The greatest love story ever told between a man and a dog. The genesis for this book began 50 years ago when I got my first dog at the age of 10! I did not know it at the time but this was one of the seven greatest things to have happened in my life and set in motion a lifelong love affair with dogs. That was also the same year I became a Christian. So in many ways this book has been 50 years in the works.
In Screen Jesus: Portrayals of Christ in Television and Film, Peter Malone takes a close look at films in which Jesus is depicted. From silent renditions of The Passion Play to 21st-century blockbusters like The Passion of the Christ, Malone examines how the history of Jesus films reflects the changes in artistic styles and experiments in cinematic forms for more than a century. In addition to providing a historical overview of the Jesus films, this book also reveals the changes in piety and in theological understandings of the humanity and divinity of Jesus over the decades.

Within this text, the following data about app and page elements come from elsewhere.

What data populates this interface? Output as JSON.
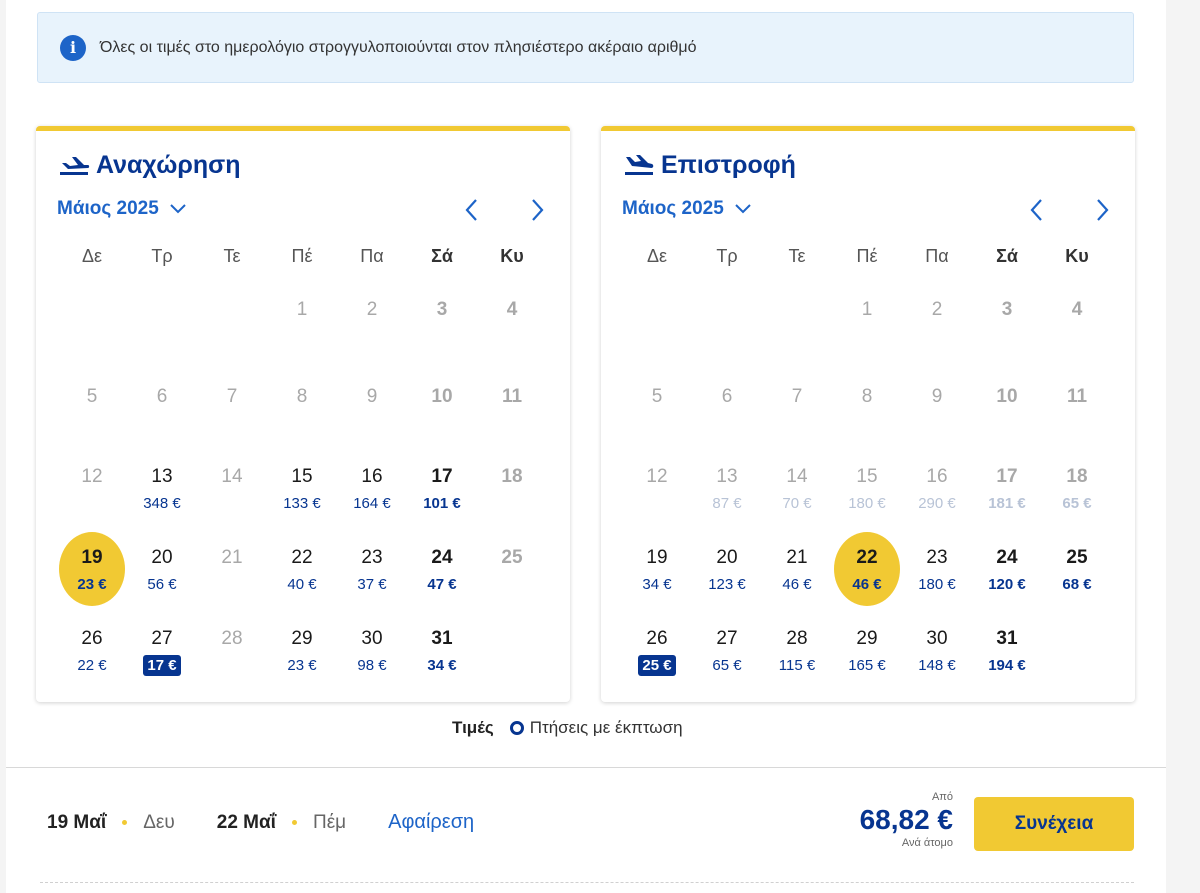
{
  "info": {
    "icon": "info-icon",
    "text": "Όλες οι τιμές στο ημερολόγιο στρογγυλοποιούνται στον πλησιέστερο ακέραιο αριθμό"
  },
  "departure": {
    "title": "Αναχώρηση",
    "icon": "plane-departure-icon",
    "month": "Μάιος 2025",
    "weekdays": [
      "Δε",
      "Τρ",
      "Τε",
      "Πέ",
      "Πα",
      "Σά",
      "Κυ"
    ],
    "days": [
      {
        "n": "1",
        "p": ""
      },
      {
        "n": "2",
        "p": ""
      },
      {
        "n": "3",
        "p": ""
      },
      {
        "n": "4",
        "p": ""
      },
      {
        "n": "5",
        "p": ""
      },
      {
        "n": "6",
        "p": ""
      },
      {
        "n": "7",
        "p": ""
      },
      {
        "n": "8",
        "p": ""
      },
      {
        "n": "9",
        "p": ""
      },
      {
        "n": "10",
        "p": ""
      },
      {
        "n": "11",
        "p": ""
      },
      {
        "n": "12",
        "p": ""
      },
      {
        "n": "13",
        "p": "348 €"
      },
      {
        "n": "14",
        "p": ""
      },
      {
        "n": "15",
        "p": "133 €"
      },
      {
        "n": "16",
        "p": "164 €"
      },
      {
        "n": "17",
        "p": "101 €"
      },
      {
        "n": "18",
        "p": ""
      },
      {
        "n": "19",
        "p": "23 €"
      },
      {
        "n": "20",
        "p": "56 €"
      },
      {
        "n": "21",
        "p": ""
      },
      {
        "n": "22",
        "p": "40 €"
      },
      {
        "n": "23",
        "p": "37 €"
      },
      {
        "n": "24",
        "p": "47 €"
      },
      {
        "n": "25",
        "p": ""
      },
      {
        "n": "26",
        "p": "22 €"
      },
      {
        "n": "27",
        "p": "17 €"
      },
      {
        "n": "28",
        "p": ""
      },
      {
        "n": "29",
        "p": "23 €"
      },
      {
        "n": "30",
        "p": "98 €"
      },
      {
        "n": "31",
        "p": "34 €"
      }
    ]
  },
  "return": {
    "title": "Επιστροφή",
    "icon": "plane-arrival-icon",
    "month": "Μάιος 2025",
    "weekdays": [
      "Δε",
      "Τρ",
      "Τε",
      "Πέ",
      "Πα",
      "Σά",
      "Κυ"
    ],
    "days": [
      {
        "n": "1",
        "p": ""
      },
      {
        "n": "2",
        "p": ""
      },
      {
        "n": "3",
        "p": ""
      },
      {
        "n": "4",
        "p": ""
      },
      {
        "n": "5",
        "p": ""
      },
      {
        "n": "6",
        "p": ""
      },
      {
        "n": "7",
        "p": ""
      },
      {
        "n": "8",
        "p": ""
      },
      {
        "n": "9",
        "p": ""
      },
      {
        "n": "10",
        "p": ""
      },
      {
        "n": "11",
        "p": ""
      },
      {
        "n": "12",
        "p": ""
      },
      {
        "n": "13",
        "p": "87 €"
      },
      {
        "n": "14",
        "p": "70 €"
      },
      {
        "n": "15",
        "p": "180 €"
      },
      {
        "n": "16",
        "p": "290 €"
      },
      {
        "n": "17",
        "p": "181 €"
      },
      {
        "n": "18",
        "p": "65 €"
      },
      {
        "n": "19",
        "p": "34 €"
      },
      {
        "n": "20",
        "p": "123 €"
      },
      {
        "n": "21",
        "p": "46 €"
      },
      {
        "n": "22",
        "p": "46 €"
      },
      {
        "n": "23",
        "p": "180 €"
      },
      {
        "n": "24",
        "p": "120 €"
      },
      {
        "n": "25",
        "p": "68 €"
      },
      {
        "n": "26",
        "p": "25 €"
      },
      {
        "n": "27",
        "p": "65 €"
      },
      {
        "n": "28",
        "p": "115 €"
      },
      {
        "n": "29",
        "p": "165 €"
      },
      {
        "n": "30",
        "p": "148 €"
      },
      {
        "n": "31",
        "p": "194 €"
      }
    ]
  },
  "legend": {
    "title": "Τιμές",
    "label": "Πτήσεις με έκπτωση"
  },
  "summary": {
    "depart_date": "19 Μαΐ",
    "depart_day": "Δευ",
    "return_date": "22 Μαΐ",
    "return_day": "Πέμ",
    "remove": "Αφαίρεση",
    "from_label": "Από",
    "total": "68,82 €",
    "per_person": "Ανά άτομο",
    "cta": "Συνέχεια"
  },
  "colors": {
    "brand": "#073590",
    "accent": "#f1c933",
    "link": "#1d64c8"
  }
}
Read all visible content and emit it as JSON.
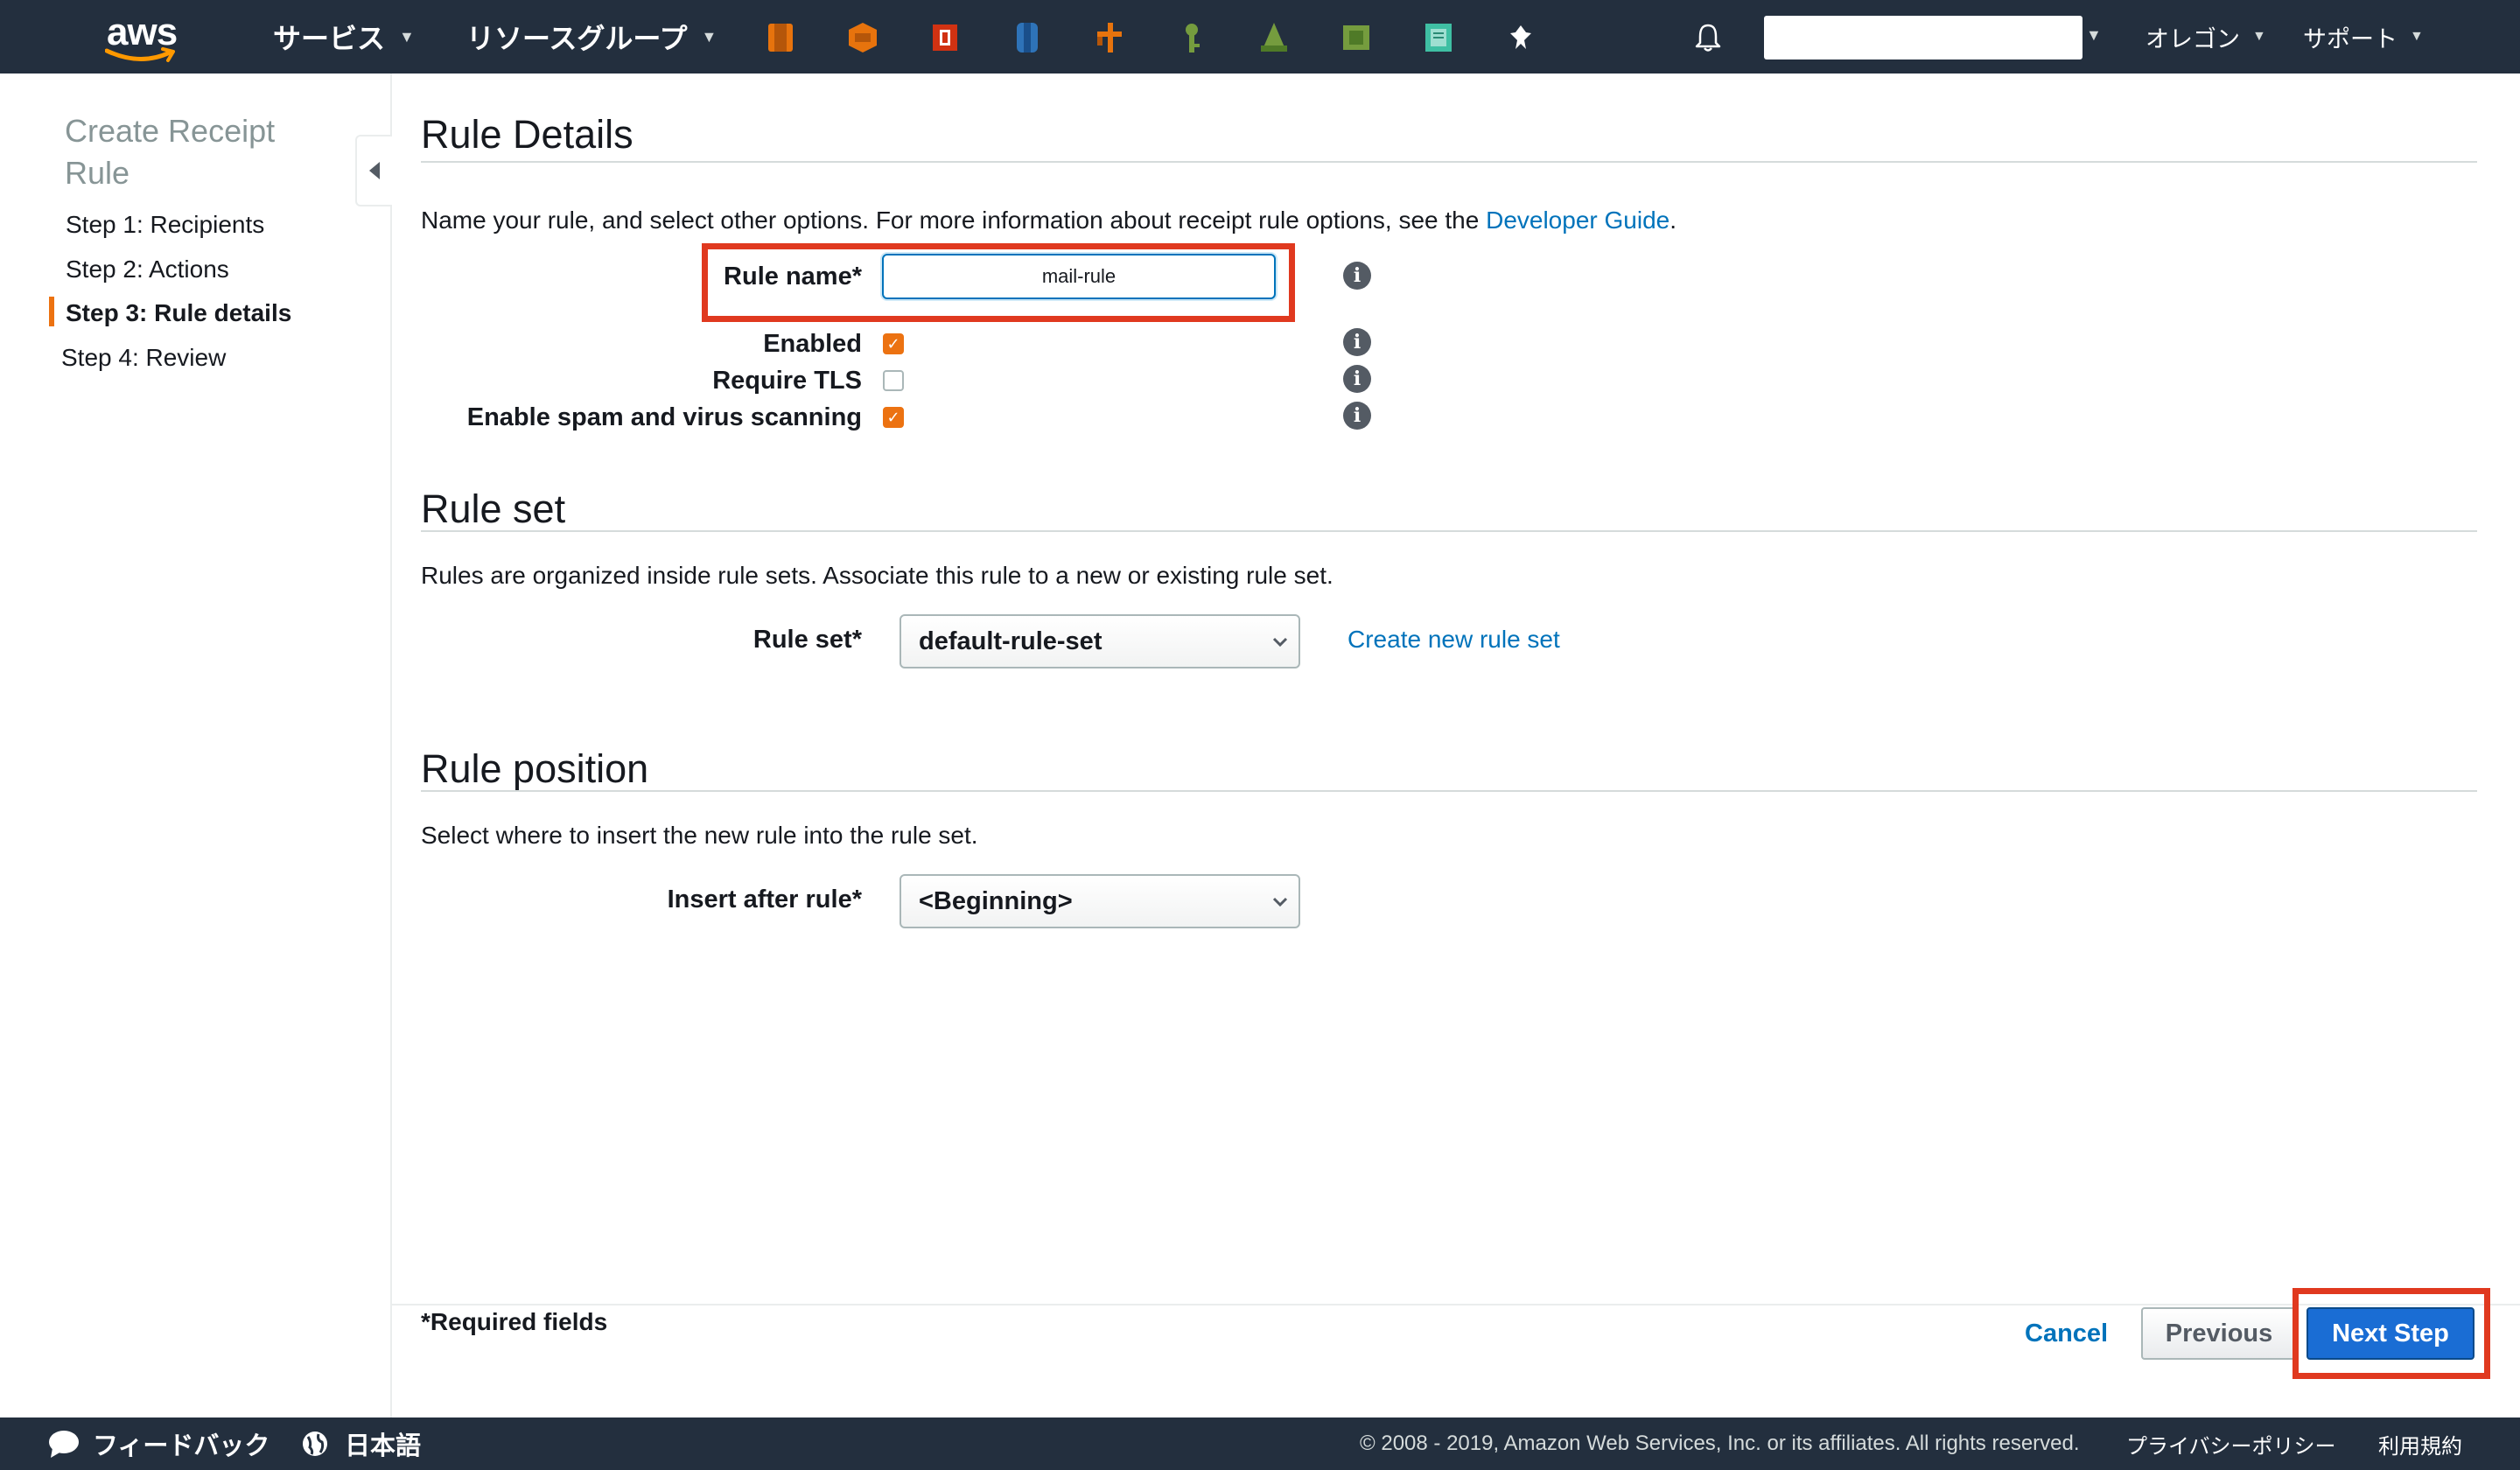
{
  "topnav": {
    "logo_text": "aws",
    "services_label": "サービス",
    "resource_groups_label": "リソースグループ",
    "shortcut_icons": [
      {
        "name": "ec2-icon",
        "color": "#e7730d"
      },
      {
        "name": "s3-icon",
        "color": "#e7730d"
      },
      {
        "name": "ses-icon",
        "color": "#d13212"
      },
      {
        "name": "dynamodb-icon",
        "color": "#2e73b8"
      },
      {
        "name": "lambda-icon",
        "color": "#e7730d"
      },
      {
        "name": "iam-icon",
        "color": "#759c3e"
      },
      {
        "name": "cloudformation-icon",
        "color": "#759c3e"
      },
      {
        "name": "cloudwatch-icon",
        "color": "#759c3e"
      },
      {
        "name": "workdocs-icon",
        "color": "#3fbfa3"
      },
      {
        "name": "pin-icon",
        "color": "#ffffff"
      }
    ],
    "account_value": "",
    "region_label": "オレゴン",
    "support_label": "サポート"
  },
  "sidebar": {
    "title": "Create Receipt Rule",
    "steps": [
      {
        "label": "Step 1: Recipients"
      },
      {
        "label": "Step 2: Actions"
      },
      {
        "label": "Step 3: Rule details"
      },
      {
        "label": "Step 4: Review"
      }
    ]
  },
  "rule_details": {
    "title": "Rule Details",
    "description": "Name your rule, and select other options. For more information about receipt rule options, see the",
    "guide_link": "Developer Guide",
    "period": ".",
    "rule_name_label": "Rule name*",
    "rule_name_value": "mail-rule",
    "enabled_label": "Enabled",
    "enabled": true,
    "require_tls_label": "Require TLS",
    "require_tls": false,
    "spam_label": "Enable spam and virus scanning",
    "spam": true
  },
  "rule_set": {
    "title": "Rule set",
    "description": "Rules are organized inside rule sets. Associate this rule to a new or existing rule set.",
    "label": "Rule set*",
    "selected": "default-rule-set",
    "create_link": "Create new rule set"
  },
  "rule_position": {
    "title": "Rule position",
    "description": "Select where to insert the new rule into the rule set.",
    "label": "Insert after rule*",
    "selected": "<Beginning>"
  },
  "footer_actions": {
    "required_note": "*Required fields",
    "cancel_label": "Cancel",
    "previous_label": "Previous",
    "next_label": "Next Step"
  },
  "bottombar": {
    "feedback_label": "フィードバック",
    "language_label": "日本語",
    "copyright": "© 2008 - 2019, Amazon Web Services, Inc. or its affiliates. All rights reserved.",
    "privacy_label": "プライバシーポリシー",
    "terms_label": "利用規約"
  },
  "colors": {
    "nav_bg": "#232f3e",
    "accent_orange": "#ec7211",
    "link_blue": "#0073bb",
    "primary_button": "#1a6dd4",
    "highlight_red": "#e0391f"
  }
}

This volume brings back into print a remarkable record of black life in the 1920s, chronicled by Edward C.L. Adams, a white physician from the area around the Congaree River in central South Carolina. It reproduces Adams's major works, Congaree Sketches (1927) and Nigger to Nigger (1928), two collections of tales, poems, and dialogues from blacks who worked his land, presented in the black vernacular language. They are supplemented here by a play, Potee's Gal, and some brief sketches of poor whites. What sets Adams's tales apart from other such collections is the willingness of his black informants to share with him not only their stories of rabbits and "hants" but also their feelings on such taboo subjects as lynchings, Jim Crow courts, and chain gangs. Adams retells these tales as if the blacks in them were talking only among themselves. Whites do not appear in these works, except as rare background figures and topics of conversation by Tad, Scip, and other black storytellers. As Tad says, "We talkin' to we." That Adams was permitted to hear such tales at all is part of the mystery that Robert O'Meally explains in his introduction. The key to the mystery is Adams's ability -- in his life, as in his works -- to wear both black and white masks. He remained a well-placed member of white society at the same time that he was something of a maverick within it. His black informants therefore saw him not only as someone more likeable and trustworthy than most whites but also as someone who was in a position to help them in some way if he understood more about their lives. As a writer, O'Meally suggests, Adams was not simply an objective recorder of folklore. By donning a black mask, Adams was able to project attitudes and values that most whites of his place and time would have disavowed. As a result, his tales have a complexity and richness that make them an authentic witness to the black experience as well as a lasting contribution to American letters.